TASK OBJECTIVE. Each line of the data below must be given again exactly as written.
···
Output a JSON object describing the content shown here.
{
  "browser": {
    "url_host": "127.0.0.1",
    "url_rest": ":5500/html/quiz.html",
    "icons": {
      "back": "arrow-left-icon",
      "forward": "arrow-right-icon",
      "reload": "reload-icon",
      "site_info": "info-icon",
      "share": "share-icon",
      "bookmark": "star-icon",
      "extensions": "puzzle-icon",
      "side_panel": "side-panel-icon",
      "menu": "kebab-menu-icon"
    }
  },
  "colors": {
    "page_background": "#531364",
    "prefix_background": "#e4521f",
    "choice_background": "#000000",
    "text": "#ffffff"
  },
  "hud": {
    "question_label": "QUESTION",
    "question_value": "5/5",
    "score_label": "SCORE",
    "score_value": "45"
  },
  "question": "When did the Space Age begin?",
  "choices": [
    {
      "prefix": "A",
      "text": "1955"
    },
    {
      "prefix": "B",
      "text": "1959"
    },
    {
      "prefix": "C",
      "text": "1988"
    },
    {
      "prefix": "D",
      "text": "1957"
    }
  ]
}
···
THE COMPLETED TASK.
Output a JSON object describing the content shown here.
{
  "browser": {
    "url_host": "127.0.0.1",
    "url_rest": ":5500/html/quiz.html",
    "icons": {
      "back": "arrow-left-icon",
      "forward": "arrow-right-icon",
      "reload": "reload-icon",
      "site_info": "info-icon",
      "share": "share-icon",
      "bookmark": "star-icon",
      "extensions": "puzzle-icon",
      "side_panel": "side-panel-icon",
      "menu": "kebab-menu-icon"
    }
  },
  "colors": {
    "page_background": "#531364",
    "prefix_background": "#e4521f",
    "choice_background": "#000000",
    "text": "#ffffff"
  },
  "hud": {
    "question_label": "QUESTION",
    "question_value": "5/5",
    "score_label": "SCORE",
    "score_value": "45"
  },
  "question": "When did the Space Age begin?",
  "choices": [
    {
      "prefix": "A",
      "text": "1955"
    },
    {
      "prefix": "B",
      "text": "1959"
    },
    {
      "prefix": "C",
      "text": "1988"
    },
    {
      "prefix": "D",
      "text": "1957"
    }
  ]
}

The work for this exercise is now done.